The Dobbs case, and the kerfuffle surrounding the leaked draft, illustrate some of the problems that can arise. Consider this, as an illustrative (but entirely hypotheticalscenario:
(a) The Court declares that Mississippi wins, 6 – 3: (Roberts/Thomas/Alito/Gorsuch/Kavanaugh/Barrett) to (Breyer, Sotomayor, Kagan).
(b) On the issues, the Court declares that (1) the Mississippi statute violates the principles set forth in Roe/Casey, AND (2) that Roe and Casey are still binding precedents. The breakdown could look like this:
Does MI Statute Violate Roe/Casey? Overturn Roe/Casey?
Roberts No No
Breyer Yes No
Sotomayor Yes No
Kagan Yes No
Kavanaugh No No
______________________________________________________________________ YES (7-2) NO (5-4)
In short, Mississippi can prevail even though “the Court,” speaking through a majority of the justices, holds that (1) the statute violates the rules enunciated in Roe and Casey, and (2) Roe and Casey remain good law – which, one would think, would lead the Court to conclude that the Dobbs challengers should prevail. [What happens, you might ask yourself, if Alabama subsequently passes a statute identical to Mississippi’s? Wouldn’t the Court have to strike it down, given its holdings (1) and (2)? But isn’t that inconsistent with the ruling that Mississippi’s identical statute is constitutional?]

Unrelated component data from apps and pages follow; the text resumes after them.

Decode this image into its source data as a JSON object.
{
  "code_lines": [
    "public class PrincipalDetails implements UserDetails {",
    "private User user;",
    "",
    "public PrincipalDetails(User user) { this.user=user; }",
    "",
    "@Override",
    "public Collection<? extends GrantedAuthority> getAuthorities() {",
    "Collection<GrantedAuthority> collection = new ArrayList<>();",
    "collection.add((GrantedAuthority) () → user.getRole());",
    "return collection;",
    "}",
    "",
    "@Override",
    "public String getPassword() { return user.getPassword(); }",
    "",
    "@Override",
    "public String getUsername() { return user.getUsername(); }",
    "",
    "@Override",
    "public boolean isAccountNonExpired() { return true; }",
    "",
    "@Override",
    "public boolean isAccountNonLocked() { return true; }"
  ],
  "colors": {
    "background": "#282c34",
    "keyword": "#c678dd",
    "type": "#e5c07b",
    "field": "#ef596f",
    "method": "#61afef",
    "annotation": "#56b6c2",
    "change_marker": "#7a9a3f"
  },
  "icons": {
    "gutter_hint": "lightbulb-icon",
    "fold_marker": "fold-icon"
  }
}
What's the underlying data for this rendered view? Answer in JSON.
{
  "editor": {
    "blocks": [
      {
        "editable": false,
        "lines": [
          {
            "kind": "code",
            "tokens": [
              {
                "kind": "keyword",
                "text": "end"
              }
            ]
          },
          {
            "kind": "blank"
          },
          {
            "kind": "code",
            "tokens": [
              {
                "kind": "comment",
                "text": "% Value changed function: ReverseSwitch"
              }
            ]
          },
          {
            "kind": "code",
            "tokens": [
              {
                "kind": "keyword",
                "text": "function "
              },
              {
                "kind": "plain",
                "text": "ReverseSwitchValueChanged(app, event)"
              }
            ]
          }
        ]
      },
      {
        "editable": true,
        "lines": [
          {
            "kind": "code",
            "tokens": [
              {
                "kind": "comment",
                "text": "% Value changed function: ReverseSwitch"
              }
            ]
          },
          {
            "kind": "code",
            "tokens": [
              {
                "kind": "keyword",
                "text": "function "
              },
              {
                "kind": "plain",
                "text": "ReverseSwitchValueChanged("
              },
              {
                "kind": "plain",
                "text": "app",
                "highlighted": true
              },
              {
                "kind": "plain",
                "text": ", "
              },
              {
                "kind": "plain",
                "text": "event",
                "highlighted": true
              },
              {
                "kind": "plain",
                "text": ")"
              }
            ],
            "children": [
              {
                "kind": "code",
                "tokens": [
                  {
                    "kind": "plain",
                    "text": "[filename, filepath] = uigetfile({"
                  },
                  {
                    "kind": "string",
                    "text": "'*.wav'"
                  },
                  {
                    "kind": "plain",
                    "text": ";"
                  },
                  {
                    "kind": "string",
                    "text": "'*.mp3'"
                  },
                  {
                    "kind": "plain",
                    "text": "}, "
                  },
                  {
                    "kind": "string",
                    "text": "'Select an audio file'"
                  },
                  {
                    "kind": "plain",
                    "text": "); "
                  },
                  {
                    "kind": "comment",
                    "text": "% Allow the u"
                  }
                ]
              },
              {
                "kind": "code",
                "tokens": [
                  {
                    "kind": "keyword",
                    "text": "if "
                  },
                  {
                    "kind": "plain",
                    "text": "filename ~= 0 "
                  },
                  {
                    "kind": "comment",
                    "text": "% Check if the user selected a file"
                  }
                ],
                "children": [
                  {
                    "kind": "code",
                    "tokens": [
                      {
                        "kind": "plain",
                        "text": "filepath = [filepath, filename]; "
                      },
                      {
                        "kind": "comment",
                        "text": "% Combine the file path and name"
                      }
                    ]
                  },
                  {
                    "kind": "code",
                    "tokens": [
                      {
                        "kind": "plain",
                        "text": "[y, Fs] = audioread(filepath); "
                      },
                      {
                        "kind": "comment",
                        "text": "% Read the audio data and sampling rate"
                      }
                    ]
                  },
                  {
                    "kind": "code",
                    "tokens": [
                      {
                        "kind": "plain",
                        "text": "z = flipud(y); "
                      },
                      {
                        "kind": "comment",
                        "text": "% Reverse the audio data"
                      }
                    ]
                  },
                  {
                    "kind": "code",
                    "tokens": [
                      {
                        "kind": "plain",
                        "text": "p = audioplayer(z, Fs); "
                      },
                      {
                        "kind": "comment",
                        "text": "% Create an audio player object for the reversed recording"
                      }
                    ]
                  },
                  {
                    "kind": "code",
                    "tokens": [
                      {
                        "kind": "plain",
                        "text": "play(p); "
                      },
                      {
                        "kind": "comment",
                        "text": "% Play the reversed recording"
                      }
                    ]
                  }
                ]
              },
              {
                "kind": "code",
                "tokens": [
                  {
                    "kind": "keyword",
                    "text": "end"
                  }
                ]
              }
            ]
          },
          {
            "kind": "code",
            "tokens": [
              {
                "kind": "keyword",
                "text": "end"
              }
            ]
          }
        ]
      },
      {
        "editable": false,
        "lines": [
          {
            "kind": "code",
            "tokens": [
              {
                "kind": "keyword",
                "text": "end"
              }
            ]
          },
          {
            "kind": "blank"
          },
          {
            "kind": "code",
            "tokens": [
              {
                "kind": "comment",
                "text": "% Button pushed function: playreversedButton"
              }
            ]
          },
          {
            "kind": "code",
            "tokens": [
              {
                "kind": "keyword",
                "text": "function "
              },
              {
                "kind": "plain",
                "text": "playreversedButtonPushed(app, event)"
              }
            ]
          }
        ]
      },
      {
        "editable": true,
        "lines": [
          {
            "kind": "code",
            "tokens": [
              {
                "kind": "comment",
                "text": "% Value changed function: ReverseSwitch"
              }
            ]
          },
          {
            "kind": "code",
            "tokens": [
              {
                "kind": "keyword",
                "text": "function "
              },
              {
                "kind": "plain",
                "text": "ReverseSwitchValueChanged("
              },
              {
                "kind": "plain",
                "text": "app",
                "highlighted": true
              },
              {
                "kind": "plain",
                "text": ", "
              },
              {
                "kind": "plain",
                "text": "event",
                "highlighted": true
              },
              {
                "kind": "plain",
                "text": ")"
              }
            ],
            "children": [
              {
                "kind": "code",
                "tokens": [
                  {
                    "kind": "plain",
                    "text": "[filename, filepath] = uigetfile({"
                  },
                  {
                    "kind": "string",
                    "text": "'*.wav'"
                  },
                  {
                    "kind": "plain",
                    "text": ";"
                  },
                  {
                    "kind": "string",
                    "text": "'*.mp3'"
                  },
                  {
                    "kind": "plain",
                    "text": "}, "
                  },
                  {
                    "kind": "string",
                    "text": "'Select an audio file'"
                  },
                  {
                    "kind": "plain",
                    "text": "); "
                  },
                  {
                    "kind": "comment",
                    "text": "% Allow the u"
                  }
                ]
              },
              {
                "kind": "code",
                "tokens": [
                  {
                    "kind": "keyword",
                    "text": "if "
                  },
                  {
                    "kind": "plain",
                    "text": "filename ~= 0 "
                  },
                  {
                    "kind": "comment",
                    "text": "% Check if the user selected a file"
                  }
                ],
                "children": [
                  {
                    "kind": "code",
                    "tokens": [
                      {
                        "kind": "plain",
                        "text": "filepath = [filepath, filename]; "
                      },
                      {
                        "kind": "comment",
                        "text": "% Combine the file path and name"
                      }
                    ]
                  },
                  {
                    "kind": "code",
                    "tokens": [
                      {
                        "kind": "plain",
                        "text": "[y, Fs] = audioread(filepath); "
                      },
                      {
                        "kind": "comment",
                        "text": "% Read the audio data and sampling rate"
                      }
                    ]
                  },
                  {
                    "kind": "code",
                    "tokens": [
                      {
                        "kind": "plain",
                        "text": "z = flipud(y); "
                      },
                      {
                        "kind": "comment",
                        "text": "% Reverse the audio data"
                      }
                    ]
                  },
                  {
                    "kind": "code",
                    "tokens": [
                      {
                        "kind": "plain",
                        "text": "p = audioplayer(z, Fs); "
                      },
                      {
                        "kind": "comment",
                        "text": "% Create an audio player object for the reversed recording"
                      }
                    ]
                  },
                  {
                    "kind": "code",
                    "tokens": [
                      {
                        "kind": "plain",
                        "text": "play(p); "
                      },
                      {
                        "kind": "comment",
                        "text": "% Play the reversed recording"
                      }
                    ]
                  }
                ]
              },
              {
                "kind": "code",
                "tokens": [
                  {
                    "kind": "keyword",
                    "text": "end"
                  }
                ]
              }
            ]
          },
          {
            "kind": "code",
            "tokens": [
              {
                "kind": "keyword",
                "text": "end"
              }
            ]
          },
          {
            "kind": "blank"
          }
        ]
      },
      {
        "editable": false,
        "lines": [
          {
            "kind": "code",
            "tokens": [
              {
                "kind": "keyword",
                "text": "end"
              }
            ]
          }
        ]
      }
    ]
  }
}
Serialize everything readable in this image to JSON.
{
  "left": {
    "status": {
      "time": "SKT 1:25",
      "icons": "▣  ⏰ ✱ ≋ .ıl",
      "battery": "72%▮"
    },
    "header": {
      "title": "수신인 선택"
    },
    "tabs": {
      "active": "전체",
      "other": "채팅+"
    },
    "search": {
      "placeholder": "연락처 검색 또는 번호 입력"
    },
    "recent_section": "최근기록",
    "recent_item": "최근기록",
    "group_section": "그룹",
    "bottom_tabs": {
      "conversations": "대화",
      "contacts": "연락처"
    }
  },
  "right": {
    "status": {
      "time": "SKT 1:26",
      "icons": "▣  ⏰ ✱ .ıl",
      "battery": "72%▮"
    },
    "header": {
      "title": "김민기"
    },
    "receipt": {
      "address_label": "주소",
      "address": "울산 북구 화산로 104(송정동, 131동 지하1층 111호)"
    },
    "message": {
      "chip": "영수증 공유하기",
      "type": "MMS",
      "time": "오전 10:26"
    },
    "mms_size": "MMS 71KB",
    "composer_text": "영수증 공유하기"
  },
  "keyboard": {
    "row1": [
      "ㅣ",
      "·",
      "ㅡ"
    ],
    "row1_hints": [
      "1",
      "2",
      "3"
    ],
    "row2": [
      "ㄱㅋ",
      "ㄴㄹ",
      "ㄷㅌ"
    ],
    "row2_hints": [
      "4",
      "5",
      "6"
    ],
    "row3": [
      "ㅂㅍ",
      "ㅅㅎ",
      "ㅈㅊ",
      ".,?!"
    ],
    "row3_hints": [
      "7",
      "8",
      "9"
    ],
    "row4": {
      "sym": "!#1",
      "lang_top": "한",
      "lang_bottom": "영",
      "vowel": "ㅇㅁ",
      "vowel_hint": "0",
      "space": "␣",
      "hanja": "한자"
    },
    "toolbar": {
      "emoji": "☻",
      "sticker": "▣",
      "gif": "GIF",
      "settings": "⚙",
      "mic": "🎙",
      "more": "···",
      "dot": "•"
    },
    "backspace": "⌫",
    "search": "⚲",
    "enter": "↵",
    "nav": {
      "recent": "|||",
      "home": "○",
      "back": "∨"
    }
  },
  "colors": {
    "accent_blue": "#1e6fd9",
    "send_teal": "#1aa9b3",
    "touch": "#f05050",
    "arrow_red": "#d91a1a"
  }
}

It’s a very curious bug in the system by which cases are decided, and it may well be played out in the Dobbs case.